The First Principle of Six Sigma

‘Continual Improvement is an ongoing process of change followed by consolidation.’

Every process has a performance curve.

The fundamental error many managers make is to set out to achieve maximum improvement and reach the ultimate performance potential of a process in a single step.

In order to achieve that level of improvement, every single variable that affects performance in that process would need to be identified and fixed. Unfortunately, there is no methodology or tool that can do that.

When this is the goal imposed on improvement practitioners, projects will drag on and seem to take forever to complete. There would simply be too many variables to work with to be able to maintain adequate focus.

The reason why the concept is called “continual improvement” is because it works well when managers recognise that massive momentum can be generated when a small improvement is made and then locked in.

A consolidation period allows the process to become stable with the most recent improvements becoming sustainable. This period of consolidation is then followed by another improvement to the process, which is again locked in during a period of consolidation. And so the process is repeated.

The benefits of the continual improvement approach are four fold:

– Gains or wins are experienced much sooner than would otherwise be realised.

– Gains are more easily locked in and sustained over time.

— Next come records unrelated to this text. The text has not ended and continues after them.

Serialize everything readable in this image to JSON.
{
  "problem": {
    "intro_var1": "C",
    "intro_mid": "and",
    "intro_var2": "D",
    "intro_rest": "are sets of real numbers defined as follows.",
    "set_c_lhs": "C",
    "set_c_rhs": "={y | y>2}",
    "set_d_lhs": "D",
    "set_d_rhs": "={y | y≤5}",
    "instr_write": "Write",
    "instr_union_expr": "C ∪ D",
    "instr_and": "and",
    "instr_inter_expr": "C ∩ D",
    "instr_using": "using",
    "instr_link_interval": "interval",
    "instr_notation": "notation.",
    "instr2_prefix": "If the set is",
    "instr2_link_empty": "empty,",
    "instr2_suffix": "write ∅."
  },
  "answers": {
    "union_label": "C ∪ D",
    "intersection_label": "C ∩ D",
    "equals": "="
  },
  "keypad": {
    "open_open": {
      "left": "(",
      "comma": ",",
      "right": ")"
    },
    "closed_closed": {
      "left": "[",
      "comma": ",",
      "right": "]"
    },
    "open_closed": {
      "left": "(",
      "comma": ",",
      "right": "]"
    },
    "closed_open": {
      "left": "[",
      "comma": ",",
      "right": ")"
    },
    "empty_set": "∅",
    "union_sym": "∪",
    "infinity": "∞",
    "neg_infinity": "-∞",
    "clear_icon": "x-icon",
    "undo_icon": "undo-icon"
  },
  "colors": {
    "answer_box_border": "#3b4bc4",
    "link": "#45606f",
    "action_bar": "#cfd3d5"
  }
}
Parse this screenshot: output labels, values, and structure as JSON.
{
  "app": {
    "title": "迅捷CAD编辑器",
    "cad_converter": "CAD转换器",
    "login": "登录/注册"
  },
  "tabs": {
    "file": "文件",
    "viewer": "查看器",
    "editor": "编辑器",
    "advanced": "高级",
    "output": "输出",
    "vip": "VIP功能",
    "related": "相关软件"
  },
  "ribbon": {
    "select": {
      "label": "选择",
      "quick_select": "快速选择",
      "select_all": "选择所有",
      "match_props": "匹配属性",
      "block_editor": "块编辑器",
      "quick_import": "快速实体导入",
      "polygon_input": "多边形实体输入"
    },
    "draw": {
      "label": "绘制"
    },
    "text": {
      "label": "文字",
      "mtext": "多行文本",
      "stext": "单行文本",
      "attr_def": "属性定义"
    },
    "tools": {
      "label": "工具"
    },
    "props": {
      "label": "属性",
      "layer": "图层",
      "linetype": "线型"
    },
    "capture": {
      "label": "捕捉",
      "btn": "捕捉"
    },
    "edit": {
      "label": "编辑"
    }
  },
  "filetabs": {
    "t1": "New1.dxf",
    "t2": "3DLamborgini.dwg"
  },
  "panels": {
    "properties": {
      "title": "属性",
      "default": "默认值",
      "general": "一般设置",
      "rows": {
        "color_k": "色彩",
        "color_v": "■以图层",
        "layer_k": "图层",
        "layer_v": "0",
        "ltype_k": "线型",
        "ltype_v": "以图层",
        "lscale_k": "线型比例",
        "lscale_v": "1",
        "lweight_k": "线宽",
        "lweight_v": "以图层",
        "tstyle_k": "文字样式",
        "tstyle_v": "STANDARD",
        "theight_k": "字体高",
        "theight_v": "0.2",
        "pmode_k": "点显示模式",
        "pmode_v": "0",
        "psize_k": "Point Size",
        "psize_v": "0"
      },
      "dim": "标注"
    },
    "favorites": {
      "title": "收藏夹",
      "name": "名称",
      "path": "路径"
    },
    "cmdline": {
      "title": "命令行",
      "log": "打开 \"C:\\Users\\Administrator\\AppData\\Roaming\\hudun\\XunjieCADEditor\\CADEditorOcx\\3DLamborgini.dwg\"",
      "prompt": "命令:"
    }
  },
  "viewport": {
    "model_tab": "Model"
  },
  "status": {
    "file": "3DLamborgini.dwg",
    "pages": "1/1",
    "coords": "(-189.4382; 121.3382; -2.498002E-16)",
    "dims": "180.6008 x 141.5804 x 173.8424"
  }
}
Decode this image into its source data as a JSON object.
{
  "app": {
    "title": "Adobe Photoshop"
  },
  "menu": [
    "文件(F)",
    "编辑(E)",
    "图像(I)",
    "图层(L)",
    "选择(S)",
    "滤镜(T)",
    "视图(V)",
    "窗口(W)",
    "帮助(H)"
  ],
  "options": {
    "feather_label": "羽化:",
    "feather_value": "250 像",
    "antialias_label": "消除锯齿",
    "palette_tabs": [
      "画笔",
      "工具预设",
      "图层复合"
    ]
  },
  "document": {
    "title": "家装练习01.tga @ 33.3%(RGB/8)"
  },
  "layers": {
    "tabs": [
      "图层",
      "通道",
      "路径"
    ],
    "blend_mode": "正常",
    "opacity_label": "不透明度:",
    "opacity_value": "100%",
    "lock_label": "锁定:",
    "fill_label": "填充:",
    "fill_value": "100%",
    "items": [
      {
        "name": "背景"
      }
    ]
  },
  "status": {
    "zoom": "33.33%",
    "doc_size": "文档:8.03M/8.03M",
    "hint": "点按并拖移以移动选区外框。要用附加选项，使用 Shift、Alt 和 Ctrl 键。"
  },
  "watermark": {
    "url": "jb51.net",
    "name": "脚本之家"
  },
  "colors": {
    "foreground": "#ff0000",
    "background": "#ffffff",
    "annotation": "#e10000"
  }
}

– The workforce gets comfortable with continual improvement because of the wins being experienced.

– The culture of an organisation can shift to one of continually pursuing improvement.

The Second Principle of Six Sigma

‘Y is a function of multiple x’s, rapid improvement occurs when you focus on the key x’s.’

This is the mathematical way of saying that the output of a process (an output is represented by the term y), is a function of its input and process variables (a variable is represented by the term x). What this means is that variation or changes in y are a direct result of variation or changes in relevant x’s.

In its purest form, the way Six Sigma works is quite simple. The project team is charged with reducing or controlling the variation in a specific variable (y), for example material hardness or tensile strength or useful life cycle of a product.

Using their experience and knowledge of the process the team generates ideas about what it is that causes variation in the y.

Their ‘hypothesis’ extends beyond the first level of causes to lower level variables with the intent of finding the most significant causes of variation.

We know that not all variables have the same degree of impact on the y. Improving y begins with finding the ‘critical few’ x’s that really do cause y to be as it is, and that’s where the strength of Six Sigma comes to the fore.

Using various tools and methods, the project team moves beyond hypothesis by validating which of these variables have the greatest impact on variation in y.

Once these relationships are validated, solutions are generated to treat those variables in such a way that the output metric of the process (output variable y) is what you want it to be. Six Sigma’s DMAIC model provides the framework and tools for finding and controlling those critical few x’s.

More Information

This article is drawn from Australia’s best selling PROCESS MASTERY WITH LEAN SIX SIGMA 2ND EDITION.
For more information Click Here where you’ll discover why this is one of the most important text books in the business improvement world today.

Share This